Jerrold Soh (Singapore Management University – Yong Pung How School of Law) has posted “Legal Dispositionism and Artificially-Intelligent Attributions” (Legal Studies, forthcoming) on SSRN. Here is the abstract:

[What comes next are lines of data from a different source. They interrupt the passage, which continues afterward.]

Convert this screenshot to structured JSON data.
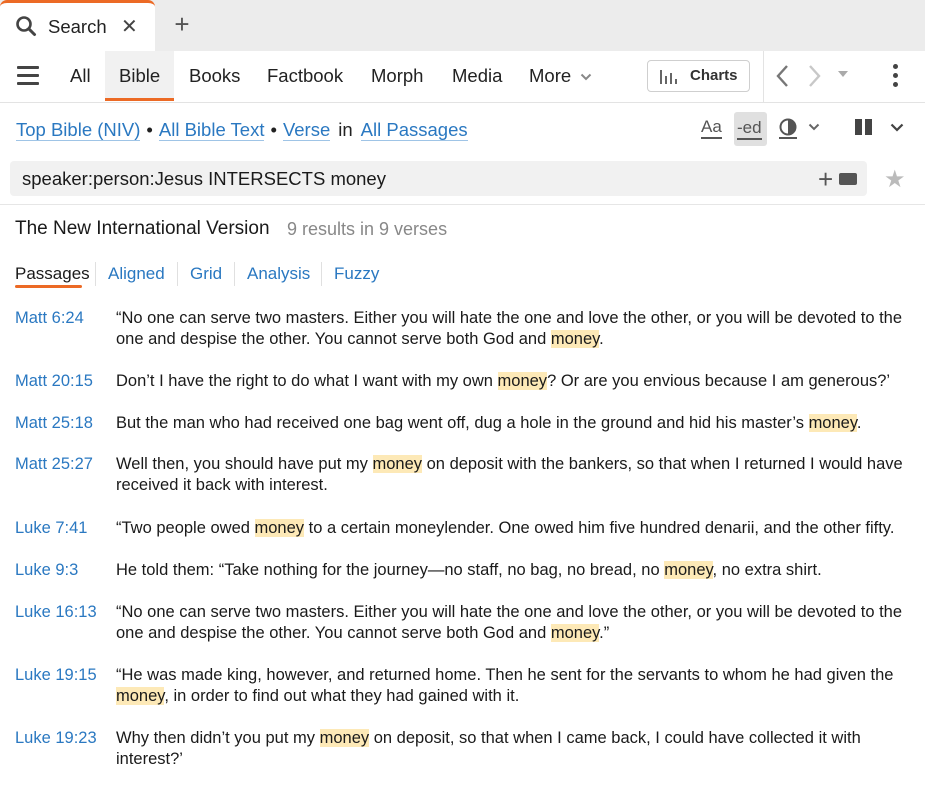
{
  "tab": {
    "title": "Search",
    "close_glyph": "✕",
    "new_tab_glyph": "+"
  },
  "nav": {
    "tabs": [
      "All",
      "Bible",
      "Books",
      "Factbook",
      "Morph",
      "Media",
      "More"
    ],
    "active_tab": "Bible",
    "charts_label": "Charts"
  },
  "scope": {
    "bible": "Top Bible (NIV)",
    "text": "All Bible Text",
    "unit": "Verse",
    "in_label": "in",
    "range": "All Passages",
    "separator": "•"
  },
  "tools": {
    "aa_label": "Aa",
    "ed_label": "-ed"
  },
  "search": {
    "query": "speaker:person:Jesus INTERSECTS money"
  },
  "results": {
    "version": "The New International Version",
    "count_text": "9 results in 9 verses",
    "subtabs": [
      "Passages",
      "Aligned",
      "Grid",
      "Analysis",
      "Fuzzy"
    ],
    "active_subtab": "Passages"
  },
  "verses": [
    {
      "ref": "Matt 6:24",
      "before": "“No one can serve two masters. Either you will hate the one and love the other, or you will be devoted to the one and despise the other. You cannot serve both God and ",
      "hit": "money",
      "after": "."
    },
    {
      "ref": "Matt 20:15",
      "before": "Don’t I have the right to do what I want with my own ",
      "hit": "money",
      "after": "? Or are you envious because I am generous?’"
    },
    {
      "ref": "Matt 25:18",
      "before": "But the man who had received one bag went off, dug a hole in the ground and hid his master’s ",
      "hit": "money",
      "after": "."
    },
    {
      "ref": "Matt 25:27",
      "before": "Well then, you should have put my ",
      "hit": "money",
      "after": " on deposit with the bankers, so that when I returned I would have received it back with interest."
    },
    {
      "ref": "Luke 7:41",
      "before": "“Two people owed ",
      "hit": "money",
      "after": " to a certain moneylender. One owed him five hundred denarii, and the other fifty."
    },
    {
      "ref": "Luke 9:3",
      "before": "He told them: “Take nothing for the journey—no staff, no bag, no bread, no ",
      "hit": "money",
      "after": ", no extra shirt."
    },
    {
      "ref": "Luke 16:13",
      "before": "“No one can serve two masters. Either you will hate the one and love the other, or you will be devoted to the one and despise the other. You cannot serve both God and ",
      "hit": "money",
      "after": ".”"
    },
    {
      "ref": "Luke 19:15",
      "before": "“He was made king, however, and returned home. Then he sent for the servants to whom he had given the ",
      "hit": "money",
      "after": ", in order to find out what they had gained with it."
    },
    {
      "ref": "Luke 19:23",
      "before": "Why then didn’t you put my ",
      "hit": "money",
      "after": " on deposit, so that when I came back, I could have collected it with interest?’"
    }
  ],
  "colors": {
    "accent": "#ec6a25",
    "link": "#2a78c1",
    "highlight": "#fde9b7"
  },
  "icons": [
    "search-icon",
    "close-icon",
    "plus-icon",
    "hamburger-menu-icon",
    "chevron-down-icon",
    "bar-chart-icon",
    "chevron-left-icon",
    "chevron-right-icon",
    "kebab-menu-icon",
    "visual-filter-icon",
    "columns-layout-icon",
    "keyboard-icon",
    "star-icon"
  ]
}
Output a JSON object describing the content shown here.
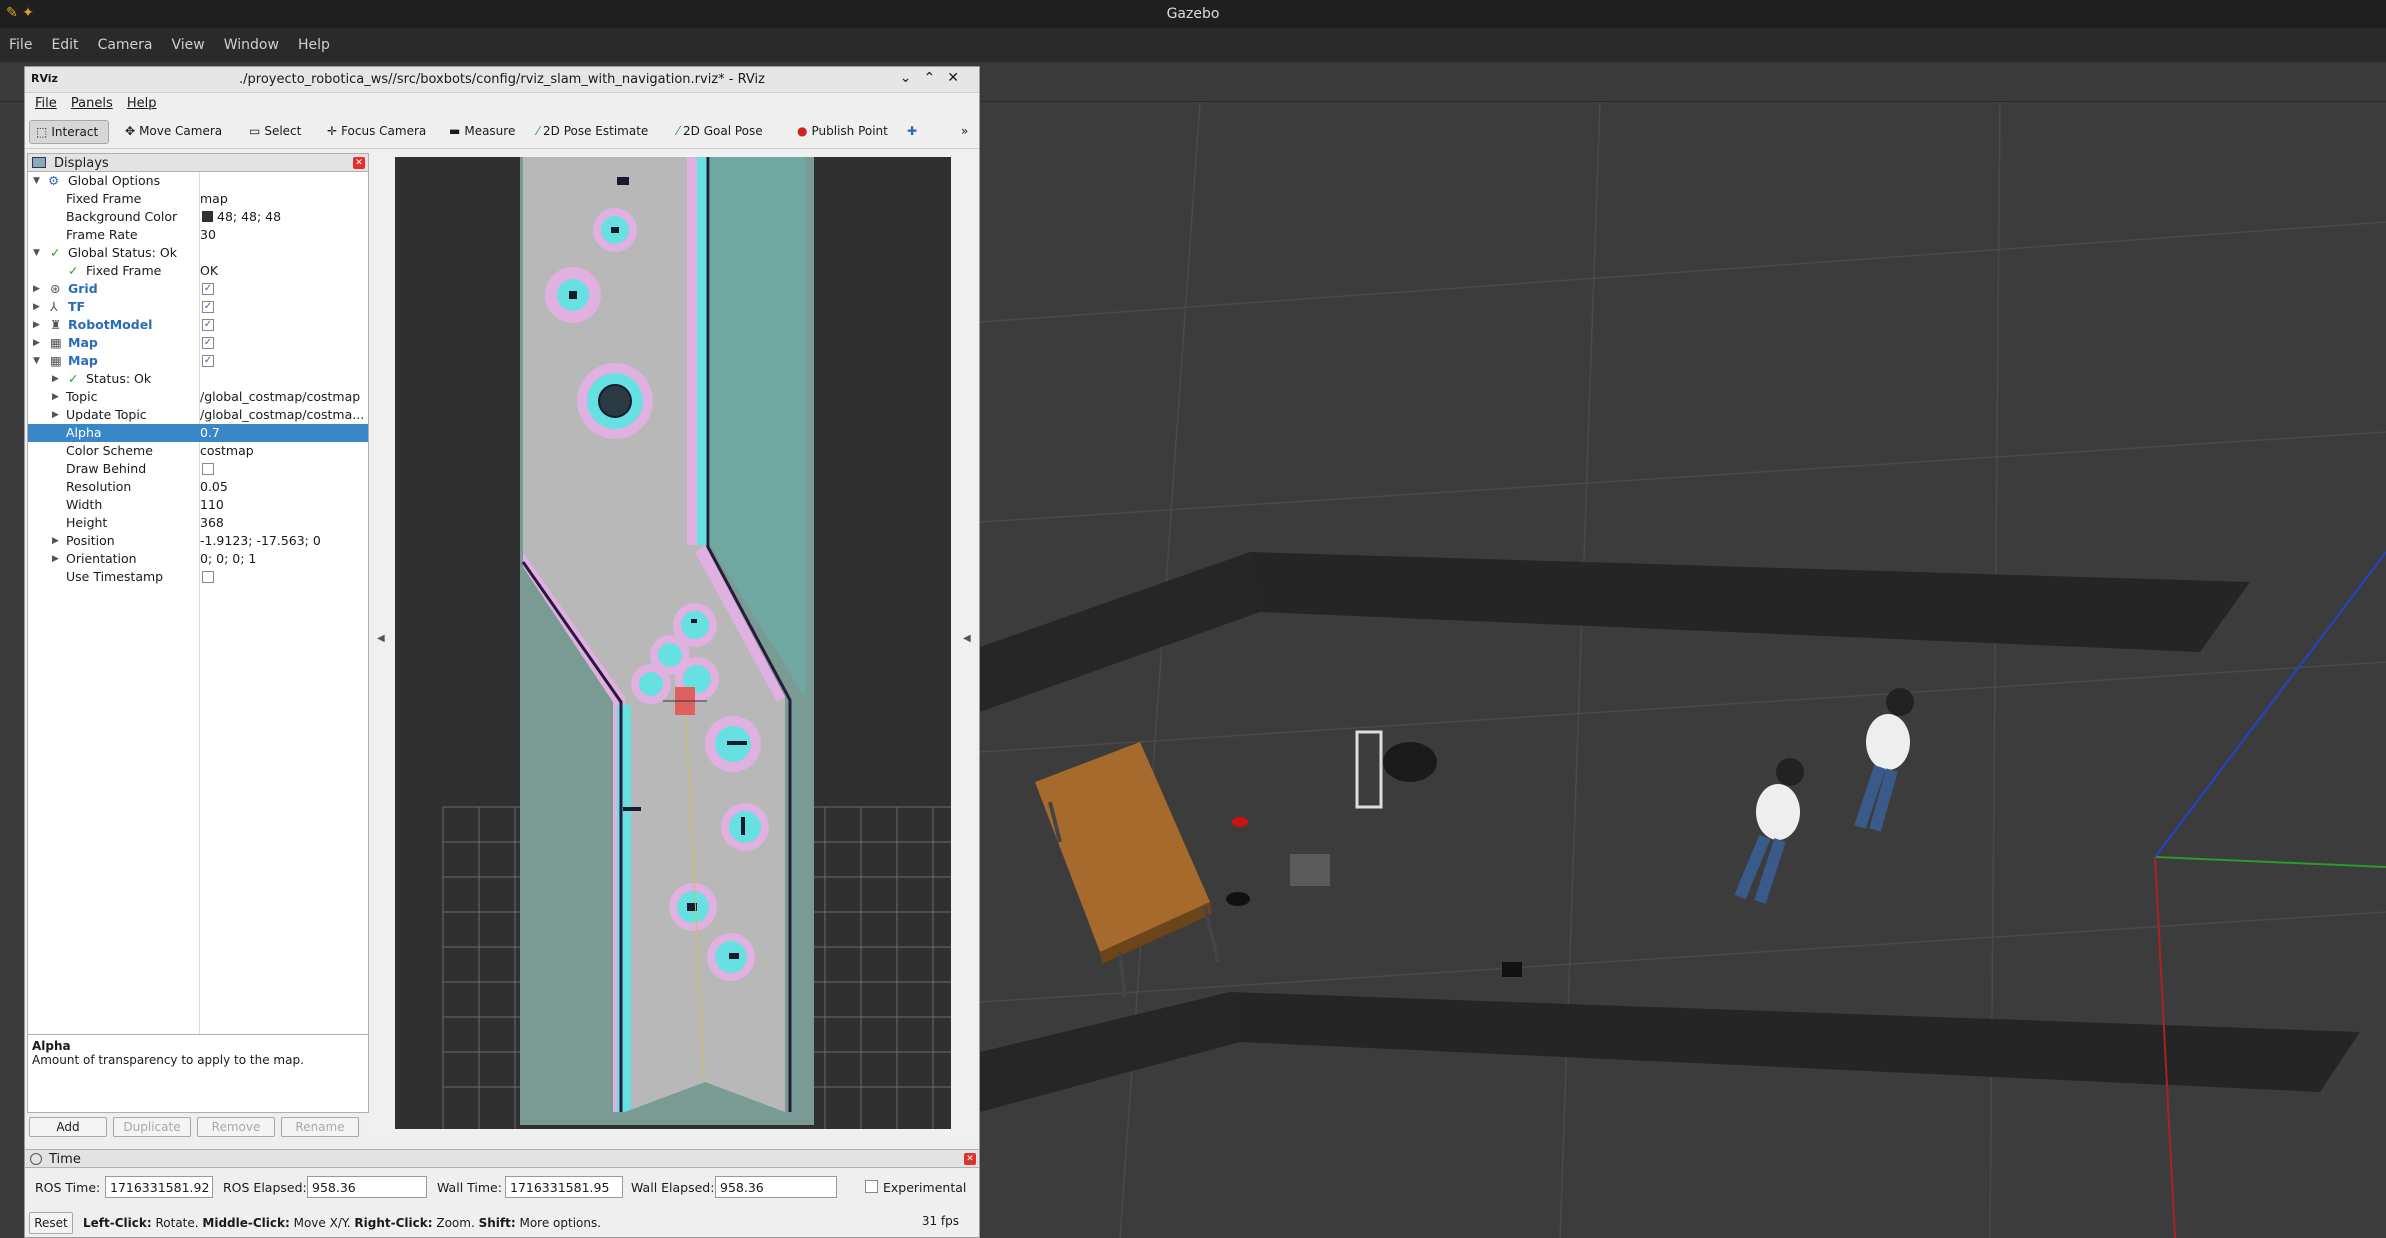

It is often said that because an artificially-intelligent (AI) system acts autonomously, its makers cannot easily be faulted should the system’s actions harm. Since the system cannot be held liable on its own account either, existing laws expose victims to accountability gaps and require reform. Drawing on attribution theory, however, this article argues that the ‘autonomy’ that law tends to ascribe to AI is premised less on fact than science fiction. Specifically, the folk dispositionism which demonstrably underpins the legal discourse on AI liability, personality, publications, and inventions, leads us towards problematic legal outcomes. Examining the technology and terminology driving contemporary AI systems, the article contends that AI systems are better conceptualised as situational characters whose actions remain constrained by their programming, and that properly viewing AI as such illuminates how existing legal doctrines could be sensibly applied to AI. In this light, the article advances a framework for re-conceptualising AI.